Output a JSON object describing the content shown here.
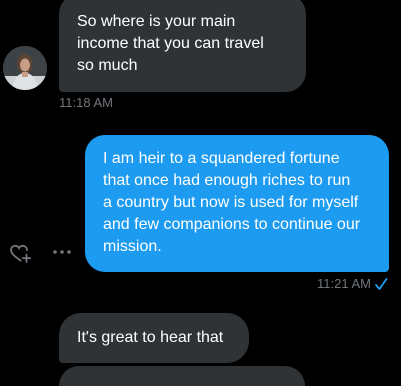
{
  "messages": [
    {
      "direction": "received",
      "text": "So where is your main\nincome that you can travel\nso much",
      "time": "11:18 AM"
    },
    {
      "direction": "sent",
      "text": "I am heir to a squandered fortune\nthat once had enough riches to run\na country but now is used for myself\nand few companions to continue our\nmission.",
      "time": "11:21 AM"
    },
    {
      "direction": "received",
      "text": "It's great to hear that"
    }
  ],
  "icons": {
    "avatar": "avatar",
    "react": "add-reaction-icon",
    "more": "more-options-icon",
    "read": "checkmark-icon"
  },
  "colors": {
    "background": "#000000",
    "received_bubble": "#2f3336",
    "sent_bubble": "#1d9bf0",
    "timestamp": "#71767b"
  }
}
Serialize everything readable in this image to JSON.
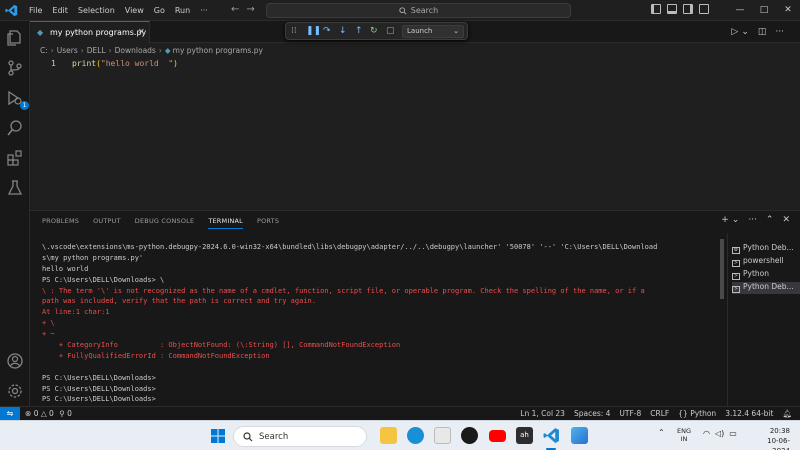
{
  "titlebar": {
    "menus": [
      "File",
      "Edit",
      "Selection",
      "View",
      "Go",
      "Run",
      "···"
    ],
    "search_placeholder": "Search",
    "controls": [
      "—",
      "□",
      "✕"
    ]
  },
  "debug_toolbar": {
    "launch_config": "Launch"
  },
  "tab": {
    "label": "my python programs.py",
    "close": "✕"
  },
  "breadcrumb": {
    "parts": [
      "C:",
      "Users",
      "DELL",
      "Downloads"
    ],
    "file": "my python programs.py"
  },
  "editor": {
    "line_number": "1",
    "fn": "print",
    "open_paren": "(",
    "string": "\"hello world  \"",
    "close_paren": ")"
  },
  "panel": {
    "tabs": [
      "PROBLEMS",
      "OUTPUT",
      "DEBUG CONSOLE",
      "TERMINAL",
      "PORTS"
    ],
    "active_tab": "TERMINAL"
  },
  "terminal": {
    "lines": [
      {
        "text": "\\.vscode\\extensions\\ms-python.debugpy-2024.6.0-win32-x64\\bundled\\libs\\debugpy\\adapter/../..\\debugpy\\launcher' '50078' '--' 'C:\\Users\\DELL\\Download",
        "color": "white"
      },
      {
        "text": "s\\my python programs.py'",
        "color": "white"
      },
      {
        "text": "hello world",
        "color": "white"
      },
      {
        "text": "PS C:\\Users\\DELL\\Downloads> \\",
        "color": "white"
      },
      {
        "text": "\\ : The term '\\' is not recognized as the name of a cmdlet, function, script file, or operable program. Check the spelling of the name, or if a",
        "color": "red"
      },
      {
        "text": "path was included, verify that the path is correct and try again.",
        "color": "red"
      },
      {
        "text": "At line:1 char:1",
        "color": "red"
      },
      {
        "text": "+ \\",
        "color": "red"
      },
      {
        "text": "+ ~",
        "color": "red"
      },
      {
        "text": "    + CategoryInfo          : ObjectNotFound: (\\:String) [], CommandNotFoundException",
        "color": "red"
      },
      {
        "text": "    + FullyQualifiedErrorId : CommandNotFoundException",
        "color": "red"
      },
      {
        "text": "",
        "color": "white"
      },
      {
        "text": "PS C:\\Users\\DELL\\Downloads>",
        "color": "white"
      },
      {
        "text": "PS C:\\Users\\DELL\\Downloads>",
        "color": "white"
      },
      {
        "text": "PS C:\\Users\\DELL\\Downloads>",
        "color": "white"
      }
    ]
  },
  "terminal_list": [
    {
      "label": "Python Deb...",
      "type": "debug"
    },
    {
      "label": "powershell",
      "type": "shell"
    },
    {
      "label": "Python",
      "type": "shell"
    },
    {
      "label": "Python Deb...",
      "type": "shell"
    }
  ],
  "statusbar": {
    "errors": "0",
    "warnings": "0",
    "ports": "0",
    "position": "Ln 1, Col 23",
    "spaces": "Spaces: 4",
    "encoding": "UTF-8",
    "eol": "CRLF",
    "language": "Python",
    "interpreter": "3.12.4 64-bit"
  },
  "taskbar": {
    "search": "Search",
    "lang_top": "ENG",
    "lang_bottom": "IN",
    "time": "20:38",
    "date": "10-06-2024"
  },
  "colors": {
    "accent": "#0078d4",
    "error": "#f14c4c",
    "string": "#ce9178",
    "function": "#dcdcaa"
  }
}
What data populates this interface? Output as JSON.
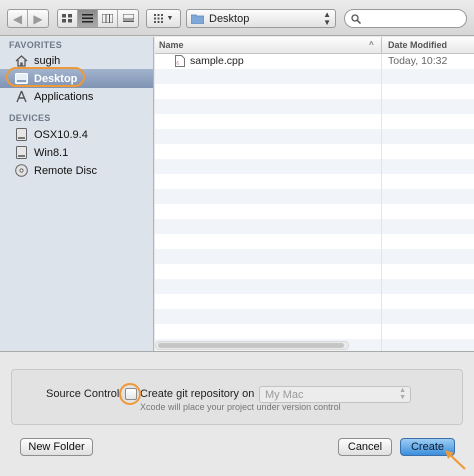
{
  "toolbar": {
    "back_glyph": "◀",
    "forward_glyph": "▶",
    "location": "Desktop",
    "search_placeholder": ""
  },
  "sidebar": {
    "favorites_header": "FAVORITES",
    "favorites": [
      {
        "label": "sugih",
        "icon": "home-icon"
      },
      {
        "label": "Desktop",
        "icon": "desktop-icon",
        "selected": true
      },
      {
        "label": "Applications",
        "icon": "applications-icon"
      }
    ],
    "devices_header": "DEVICES",
    "devices": [
      {
        "label": "OSX10.9.4",
        "icon": "drive-icon"
      },
      {
        "label": "Win8.1",
        "icon": "drive-icon"
      },
      {
        "label": "Remote Disc",
        "icon": "disc-icon"
      }
    ]
  },
  "filelist": {
    "columns": {
      "name": "Name",
      "sort_indicator": "^",
      "date": "Date Modified"
    },
    "files": [
      {
        "name": "sample.cpp",
        "date": "Today, 10:32",
        "icon": "cpp-file-icon"
      }
    ]
  },
  "options": {
    "source_control_label": "Source Control:",
    "checkbox_label": "Create git repository on",
    "checkbox_checked": false,
    "target_select": "My Mac",
    "note": "Xcode will place your project under version control"
  },
  "buttons": {
    "new_folder": "New Folder",
    "cancel": "Cancel",
    "create": "Create"
  },
  "colors": {
    "highlight_ring": "#ef9a3a",
    "selection": "#7f93b3",
    "default_button": "#3c8fdc"
  }
}
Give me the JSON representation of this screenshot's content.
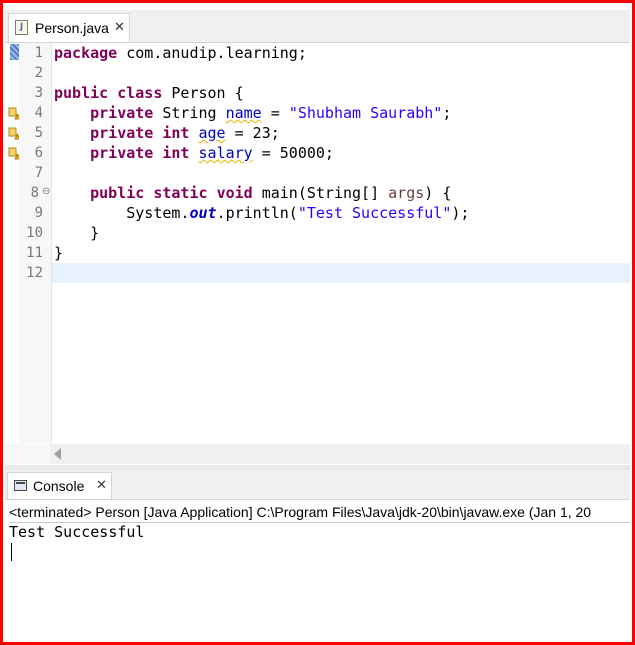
{
  "editor": {
    "tab_label": "Person.java",
    "tab_icon": "java-file-icon",
    "line_numbers": [
      "1",
      "2",
      "3",
      "4",
      "5",
      "6",
      "7",
      "8",
      "9",
      "10",
      "11",
      "12"
    ],
    "code": {
      "l1_kw": "package",
      "l1_rest": " com.anudip.learning;",
      "l3_kw1": "public",
      "l3_kw2": "class",
      "l3_rest": " Person {",
      "l4_kw": "private",
      "l4_type": " String ",
      "l4_field": "name",
      "l4_eq": " = ",
      "l4_str": "\"Shubham Saurabh\"",
      "l4_end": ";",
      "l5_kw1": "private",
      "l5_kw2": "int",
      "l5_field": "age",
      "l5_rest": " = 23;",
      "l6_kw1": "private",
      "l6_kw2": "int",
      "l6_field": "salary",
      "l6_rest": " = 50000;",
      "l8_kw1": "public",
      "l8_kw2": "static",
      "l8_kw3": "void",
      "l8_mid": " main(String[] ",
      "l8_param": "args",
      "l8_end": ") {",
      "l9_pre": "System.",
      "l9_out": "out",
      "l9_mid": ".println(",
      "l9_str": "\"Test Successful\"",
      "l9_end": ");",
      "l10": "}",
      "l11": "}"
    }
  },
  "console": {
    "tab_label": "Console",
    "tab_icon": "console-icon",
    "status": "<terminated> Person [Java Application] C:\\Program Files\\Java\\jdk-20\\bin\\javaw.exe  (Jan 1, 20",
    "output": "Test Successful"
  },
  "colors": {
    "keyword": "#7f0055",
    "string": "#2a00ff",
    "field": "#0000c0",
    "frame_border": "#ff0000"
  }
}
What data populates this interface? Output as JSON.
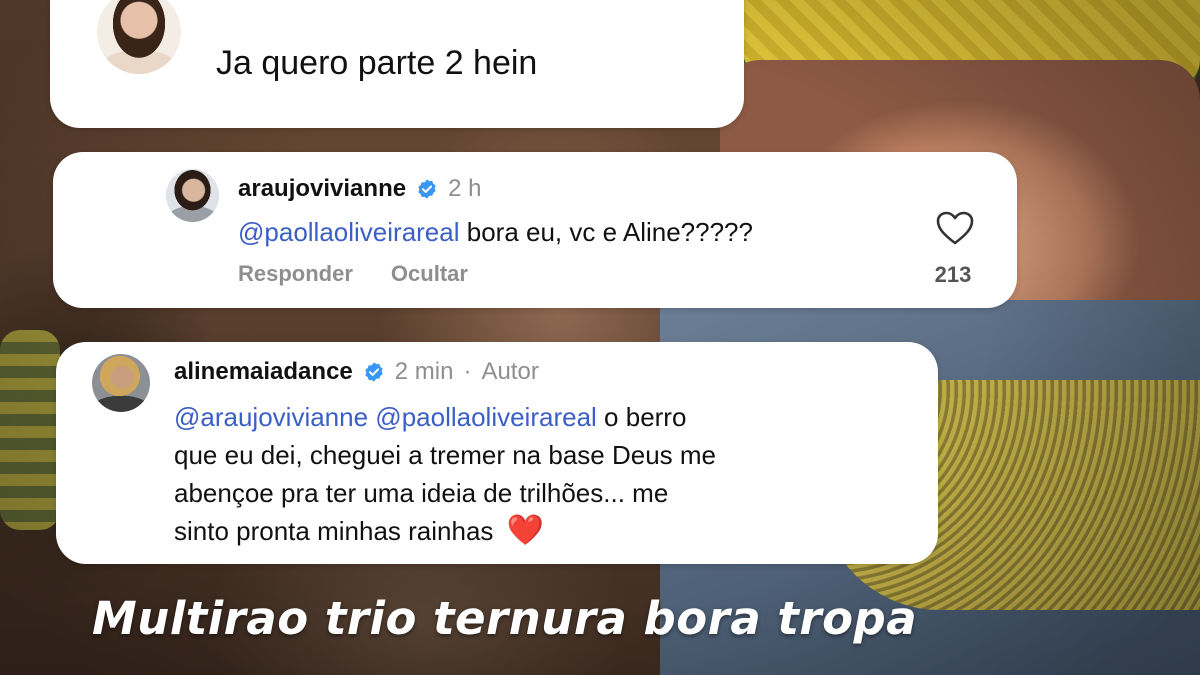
{
  "comment_1": {
    "text": "Ja quero parte 2 hein"
  },
  "comment_2": {
    "username": "araujovivianne",
    "time": "2 h",
    "mention": "@paollaoliveirareal",
    "text": "bora eu, vc e Aline?????",
    "reply_label": "Responder",
    "hide_label": "Ocultar",
    "like_count": "213",
    "icons": {
      "verified": "verified-badge-icon",
      "like": "heart-icon"
    }
  },
  "comment_3": {
    "username": "alinemaiadance",
    "time": "2 min",
    "separator": "·",
    "author_label": "Autor",
    "mention_1": "@araujovivianne",
    "mention_2": "@paollaoliveirareal",
    "line_1_tail": "o berro",
    "line_2": "que eu dei, cheguei a tremer na base Deus me",
    "line_3": "abençoe pra ter uma ideia de trilhões... me",
    "line_4": "sinto pronta minhas rainhas",
    "emoji": "❤️",
    "icons": {
      "verified": "verified-badge-icon"
    }
  },
  "caption": "Multirao trio ternura bora tropa",
  "colors": {
    "mention": "#3b5fc4",
    "verified": "#3897f0",
    "muted": "#8e8e8e",
    "heart_emoji": "#e0262f"
  }
}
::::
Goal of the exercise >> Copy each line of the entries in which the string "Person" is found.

Reply to the exercise >>
    "tab_label": "Person.java",
      "l3_rest": " Person {",
    "status": "<terminated> Person [Java Application] C:\\Program Files\\Java\\jdk-20\\bin\\javaw.exe  (Jan 1, 20",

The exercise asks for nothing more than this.